| Problem to solve |
No images, please. Copy each entry below exactly as it reads.

| Records to process |

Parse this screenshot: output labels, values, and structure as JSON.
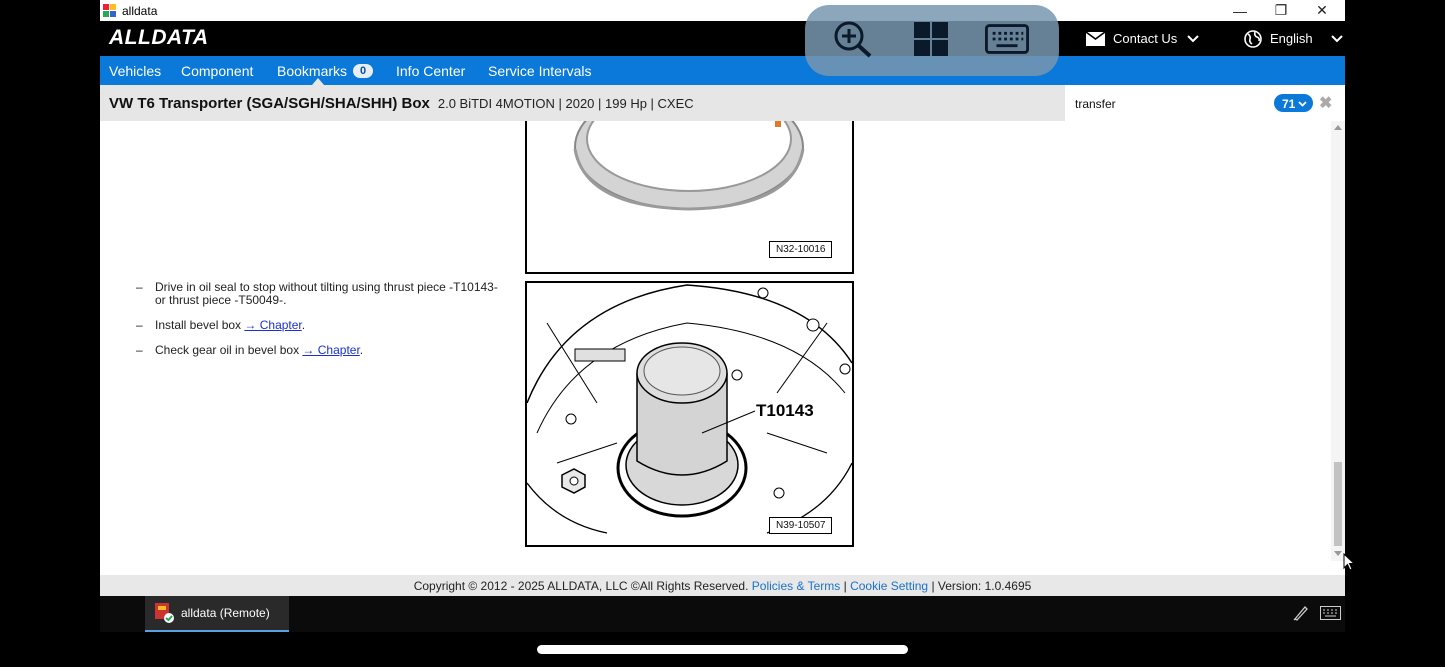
{
  "window": {
    "title": "alldata",
    "minimize": "—",
    "restore": "❐",
    "close": "✕"
  },
  "header": {
    "logo": "ALLDATA",
    "contact": "Contact Us",
    "language": "English"
  },
  "remote_toolbar": {
    "icons": [
      "zoom-in-icon",
      "grid-icon",
      "keyboard-icon"
    ]
  },
  "nav": {
    "items": [
      {
        "label": "Vehicles"
      },
      {
        "label": "Component"
      },
      {
        "label": "Bookmarks"
      },
      {
        "label": "Info Center"
      },
      {
        "label": "Service Intervals"
      }
    ],
    "bookmarks_count": "0",
    "active": "Component"
  },
  "vehicle": {
    "name": "VW T6 Transporter (SGA/SGH/SHA/SHH) Box",
    "spec": "2.0 BiTDI 4MOTION | 2020 | 199 Hp | CXEC"
  },
  "search": {
    "query": "transfer",
    "count": "71"
  },
  "content": {
    "steps": [
      {
        "dash": "–",
        "text": "Drive in oil seal to stop without tilting using thrust piece -T10143- or thrust piece -T50049-.",
        "link": ""
      },
      {
        "dash": "–",
        "text": "Install bevel box ",
        "link": "→ Chapter",
        "after": "."
      },
      {
        "dash": "–",
        "text": "Check gear oil in bevel box ",
        "link": "→ Chapter",
        "after": "."
      }
    ],
    "figures": [
      {
        "label": "N32-10016"
      },
      {
        "label": "N39-10507",
        "callout": "T10143"
      }
    ]
  },
  "footer": {
    "copyright": "Copyright © 2012 - 2025 ALLDATA, LLC ©All Rights Reserved.",
    "policies": "Policies & Terms",
    "sep": "|",
    "cookie": "Cookie Setting",
    "version": "| Version: 1.0.4695"
  },
  "taskbar": {
    "item": "alldata (Remote)"
  },
  "colors": {
    "nav_blue": "#0a79d9",
    "header_black": "#000000",
    "link_blue": "#1a2fd6"
  }
}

| Exercise solution |
Parse this screenshot: output labels, values, and structure as JSON.
{
  "window": {
    "title": "alldata",
    "minimize": "—",
    "restore": "❐",
    "close": "✕"
  },
  "header": {
    "logo": "ALLDATA",
    "contact": "Contact Us",
    "language": "English"
  },
  "remote_toolbar": {
    "icons": [
      "zoom-in-icon",
      "grid-icon",
      "keyboard-icon"
    ]
  },
  "nav": {
    "items": [
      {
        "label": "Vehicles"
      },
      {
        "label": "Component"
      },
      {
        "label": "Bookmarks"
      },
      {
        "label": "Info Center"
      },
      {
        "label": "Service Intervals"
      }
    ],
    "bookmarks_count": "0",
    "active": "Component"
  },
  "vehicle": {
    "name": "VW T6 Transporter (SGA/SGH/SHA/SHH) Box",
    "spec": "2.0 BiTDI 4MOTION | 2020 | 199 Hp | CXEC"
  },
  "search": {
    "query": "transfer",
    "count": "71"
  },
  "content": {
    "steps": [
      {
        "dash": "–",
        "text": "Drive in oil seal to stop without tilting using thrust piece -T10143- or thrust piece -T50049-.",
        "link": ""
      },
      {
        "dash": "–",
        "text": "Install bevel box ",
        "link": "→ Chapter",
        "after": "."
      },
      {
        "dash": "–",
        "text": "Check gear oil in bevel box ",
        "link": "→ Chapter",
        "after": "."
      }
    ],
    "figures": [
      {
        "label": "N32-10016"
      },
      {
        "label": "N39-10507",
        "callout": "T10143"
      }
    ]
  },
  "footer": {
    "copyright": "Copyright © 2012 - 2025 ALLDATA, LLC ©All Rights Reserved.",
    "policies": "Policies & Terms",
    "sep": "|",
    "cookie": "Cookie Setting",
    "version": "| Version: 1.0.4695"
  },
  "taskbar": {
    "item": "alldata (Remote)"
  },
  "colors": {
    "nav_blue": "#0a79d9",
    "header_black": "#000000",
    "link_blue": "#1a2fd6"
  }
}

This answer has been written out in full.